An Australian expert has poked holes in the Trans-Pacific Partnership Agreement (TPPA), following further negotiations over the weekend.

Just days after a new version of the intellectual property (IP) chapter of the TPPA was leaked, and Trade Minister Andrew Robb welcomed international counterparts for more conversations, University of Sydney Associate Professor of Law Kimberlee Weatherall says they may get more than the bargain for.

She says changes to local IP rules, especially around trademark law and protection of industrial designs, are very similar to previous moves which have not turned out well.

Dr Weatherall claims that Australia’s “free trade” agreement with the US (AUSFTA) has yielded no evidence in terms of prosperity or even benefit for Australia’s copyright industries.

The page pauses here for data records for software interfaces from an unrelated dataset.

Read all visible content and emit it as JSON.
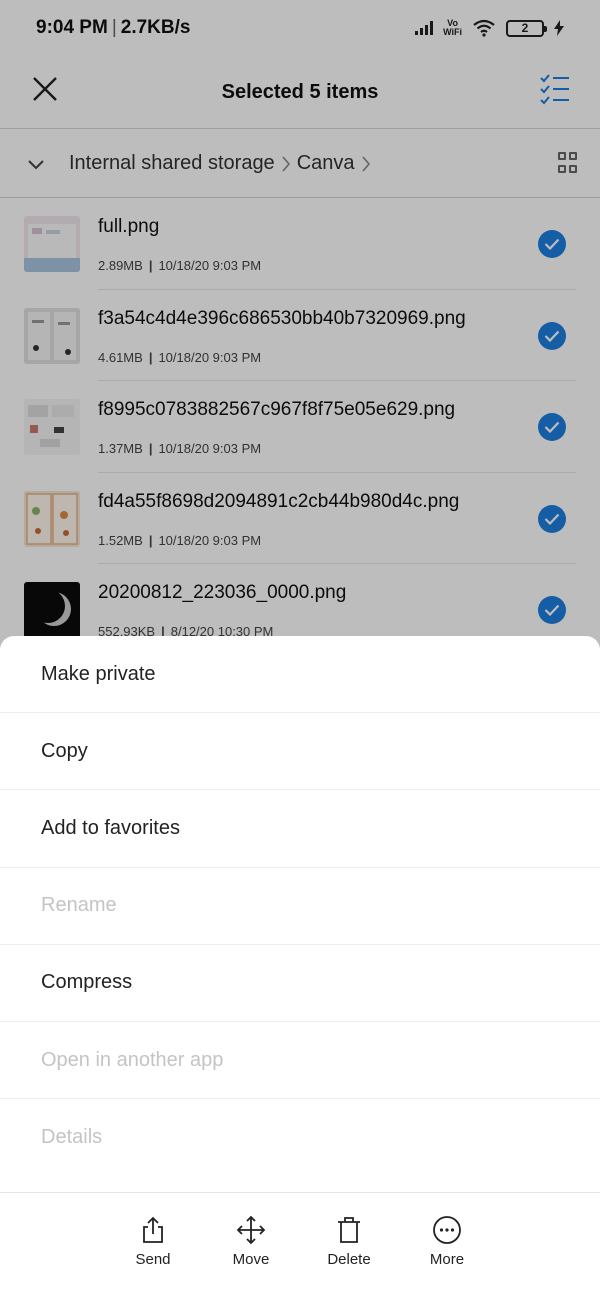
{
  "status_bar": {
    "time": "9:04 PM",
    "speed": "2.7KB/s",
    "vowifi_top": "Vo",
    "vowifi_bottom": "WiFi",
    "battery": "2"
  },
  "app_bar": {
    "title": "Selected 5 items",
    "close_icon": "close-icon",
    "select_all_icon": "checklist-icon",
    "accent": "#1d7fe0"
  },
  "path_bar": {
    "crumbs": [
      "Internal shared storage",
      "Canva"
    ]
  },
  "files": [
    {
      "name": "full.png",
      "size": "2.89MB",
      "date": "10/18/20 9:03 PM",
      "selected": true
    },
    {
      "name": "f3a54c4d4e396c686530bb40b7320969.png",
      "size": "4.61MB",
      "date": "10/18/20 9:03 PM",
      "selected": true
    },
    {
      "name": "f8995c0783882567c967f8f75e05e629.png",
      "size": "1.37MB",
      "date": "10/18/20 9:03 PM",
      "selected": true
    },
    {
      "name": "fd4a55f8698d2094891c2cb44b980d4c.png",
      "size": "1.52MB",
      "date": "10/18/20 9:03 PM",
      "selected": true
    },
    {
      "name": "20200812_223036_0000.png",
      "size": "552.93KB",
      "date": "8/12/20 10:30 PM",
      "selected": true
    }
  ],
  "sheet": {
    "items": [
      {
        "label": "Make private",
        "enabled": true
      },
      {
        "label": "Copy",
        "enabled": true
      },
      {
        "label": "Add to favorites",
        "enabled": true
      },
      {
        "label": "Rename",
        "enabled": false
      },
      {
        "label": "Compress",
        "enabled": true
      },
      {
        "label": "Open in another app",
        "enabled": false
      },
      {
        "label": "Details",
        "enabled": false
      }
    ]
  },
  "bottom_nav": {
    "send": "Send",
    "move": "Move",
    "delete": "Delete",
    "more": "More"
  }
}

“The inflexibility of the AUSFTA text – its painful specificity, especially on copyright – has stood, or stands, in the way of reforms that copyright owners want,” she writes.

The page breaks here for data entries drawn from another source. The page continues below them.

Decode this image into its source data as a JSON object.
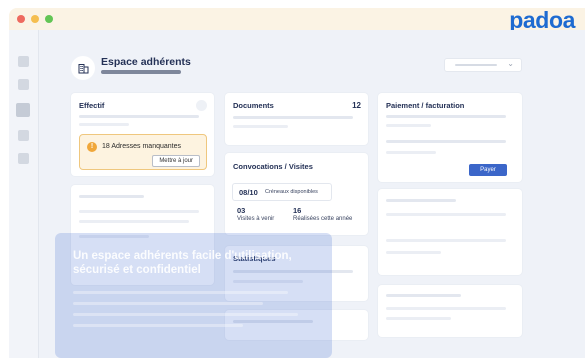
{
  "app": {
    "logo": "padoa"
  },
  "titlebar": {
    "dot_colors": [
      "#ee6a5f",
      "#f5be4f",
      "#62c555"
    ]
  },
  "header": {
    "title": "Espace adhérents"
  },
  "cards": {
    "effectif": {
      "title": "Effectif"
    },
    "alert": {
      "text": "18 Adresses manquantes",
      "button_label": "Mettre à jour",
      "icon": "!"
    },
    "documents": {
      "title": "Documents",
      "count": "12"
    },
    "convocations": {
      "title": "Convocations / Visites",
      "slots": {
        "value": "08/10",
        "label": "Créneaux disponibles"
      },
      "upcoming": {
        "value": "03",
        "label": "Visites à venir"
      },
      "done": {
        "value": "16",
        "label": "Réalisées cette année"
      }
    },
    "statistiques": {
      "title": "Statistiques"
    },
    "paiement": {
      "title": "Paiement / facturation",
      "button_label": "Payer"
    }
  },
  "overlay": {
    "title": "Un espace adhérents facile d'utilisation, sécurisé et confidentiel"
  },
  "colors": {
    "accent": "#1e6bd1",
    "warning": "#f0a73a",
    "button": "#3b66c9"
  }
}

“AUSFTA text...makes it much more difficult for the Attorney-General to achieve his current goal of making internet service providers responsible for their customers’ infringements.”

There is plenty of concern but a lack of mainstream coverage around the Trans-Pacific deal, and Dr Weatherall’s extensive review covers just one small niche of the risk facing Australian industries as their Government signs away rights and protections.

The full article is available at The Conversation.